  • East Midlands Ambulance Service was six double crewed ambulances and four fast response vehicles short on the shift. 
  • Coroner reports concerns about 111 and EMAS triaging of sepsis cases 

A patient died after waiting over eight hours while the East Midlands Ambulance Service struggled with a severe shortage of response vehicles.

EMAS has been warned by assistant coroner for Northampton Hassan Shah there is a risk future deaths could occur unless action is taken.

Mr Shah concluded that prompt treatment could have prevented the death of 78-year-old Diana Gudgeon on 25 May 2018.

Ms Gudgeon was diagnosed by her GP with a urinary tract infection on 21 May 2018, some time after which she collapsed at home and remained lying on the floor “for a prolonged time”. On 22 May a call was passed from the non-emergency 111 service to EMAS and although Mrs Gudgeon had signs of central nervous system and neurological problems, which required an urgent response, the call was given a category three 120-minute response.

Despite a call with a nurse later that evening Mrs Gudgeon’s case was not escalated and no treatment other than oxygen was given by a solo responder, who arrived at 4.50am on 23 May.

As many as 8.5 hours after the initial call a double crewed ambulance arrived and it was determined Mrs Gudgeon’s “abnormal vital signs” were due to infection and sepsis. After being taken to Northampton Hospital she died two days later.

According to Mr Shah’s regulation 28 report, the consultant in intensive care and anaesthesia said: “If antibiotics were given earlier, the severity of multi-organ failure that occurs in septic shock may have been less.”

EMAS said it was six double crewed ambulances and four fast response vehicles short on the shift, which had a “significant impact on service”.

Other concerns cited by the coroner were:

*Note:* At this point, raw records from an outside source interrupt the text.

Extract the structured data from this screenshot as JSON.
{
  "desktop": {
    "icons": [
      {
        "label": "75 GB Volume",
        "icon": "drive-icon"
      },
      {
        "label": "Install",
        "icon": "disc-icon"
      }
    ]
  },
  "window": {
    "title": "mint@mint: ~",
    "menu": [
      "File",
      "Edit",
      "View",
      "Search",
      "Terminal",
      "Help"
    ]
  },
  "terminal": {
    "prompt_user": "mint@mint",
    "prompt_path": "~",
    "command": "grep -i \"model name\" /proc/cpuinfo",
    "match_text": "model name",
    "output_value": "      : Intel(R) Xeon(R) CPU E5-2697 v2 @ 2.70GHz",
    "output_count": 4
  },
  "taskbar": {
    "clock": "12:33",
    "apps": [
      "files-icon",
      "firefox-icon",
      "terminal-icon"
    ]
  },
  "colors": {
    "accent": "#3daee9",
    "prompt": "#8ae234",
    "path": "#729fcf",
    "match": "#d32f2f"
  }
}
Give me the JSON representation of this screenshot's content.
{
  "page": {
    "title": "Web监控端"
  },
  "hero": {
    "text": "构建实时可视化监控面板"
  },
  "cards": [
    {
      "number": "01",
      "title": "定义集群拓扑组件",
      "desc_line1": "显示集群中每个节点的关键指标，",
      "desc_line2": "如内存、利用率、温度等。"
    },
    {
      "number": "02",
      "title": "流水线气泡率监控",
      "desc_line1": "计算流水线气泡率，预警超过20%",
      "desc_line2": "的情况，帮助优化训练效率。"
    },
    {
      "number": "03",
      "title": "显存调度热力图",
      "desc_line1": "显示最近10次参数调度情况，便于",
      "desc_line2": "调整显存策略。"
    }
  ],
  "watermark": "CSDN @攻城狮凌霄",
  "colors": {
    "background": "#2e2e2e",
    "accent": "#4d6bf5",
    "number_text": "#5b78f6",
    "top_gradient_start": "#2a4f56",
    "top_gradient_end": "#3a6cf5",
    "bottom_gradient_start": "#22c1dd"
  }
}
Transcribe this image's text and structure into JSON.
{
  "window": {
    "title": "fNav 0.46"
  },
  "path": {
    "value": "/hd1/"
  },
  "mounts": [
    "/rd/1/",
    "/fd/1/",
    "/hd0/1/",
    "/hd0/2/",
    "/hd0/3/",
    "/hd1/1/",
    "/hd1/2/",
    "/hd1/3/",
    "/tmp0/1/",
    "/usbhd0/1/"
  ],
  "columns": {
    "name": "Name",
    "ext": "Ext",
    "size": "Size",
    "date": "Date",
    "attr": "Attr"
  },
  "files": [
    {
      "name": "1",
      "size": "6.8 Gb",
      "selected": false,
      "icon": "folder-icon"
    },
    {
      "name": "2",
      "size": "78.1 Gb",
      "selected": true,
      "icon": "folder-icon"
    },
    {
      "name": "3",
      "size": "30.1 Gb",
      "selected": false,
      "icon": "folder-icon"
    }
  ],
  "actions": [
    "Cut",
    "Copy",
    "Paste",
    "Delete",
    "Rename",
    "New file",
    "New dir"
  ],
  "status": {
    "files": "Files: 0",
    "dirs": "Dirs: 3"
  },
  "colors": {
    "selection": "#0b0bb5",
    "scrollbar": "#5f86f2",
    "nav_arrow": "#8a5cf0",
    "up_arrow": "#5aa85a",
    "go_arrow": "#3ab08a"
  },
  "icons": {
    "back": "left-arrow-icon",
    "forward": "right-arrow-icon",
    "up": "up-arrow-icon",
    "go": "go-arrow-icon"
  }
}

  • 111 and the EMAS call handling system did not regard Mrs Gudgeon’s symptoms as needing an urgent response, despite the risk of sepsis.
  • It was suggested in evidence that if the same facts were put into the 999 triage system they would likely allocate a higher priority call than through 111.
  • Despite EMAS having a capacity management and escalation plan (CMP), this did not trigger the deployment of additional ambulances.

In his response to the coroner’s report, chief executive of EMAS Richard Henderson said on this occasion it was not possible to move resources from one division to another and since the incident the trust had “been through a rigorous governance process”.

Mr Henderson said each call received by the trust is now either triaged via the advanced medical priority dispatch system or the 111 system and at the time there was no information provided by the caller that warranted an escalation.

Paul Benton, EMAS acting director of quality, said the ambulance trust had invited the coroner to visit the emergency operations centre to “allow us to demonstrate the systems and processes in place”.

“We will also evidence the improvements made to patient services following significant additional investment announced by our commissioners in 2018 (£9million), and the subsequent recruitment and purchase of new and additional ambulance vehicles,” he said.

Mr Benton added: “Our plan is to recruit frontline staff during 2019-2020 which will help us to continue to improve patient services. We know this comes too late for Mrs Gudgeon and her family, and deeply regret this.”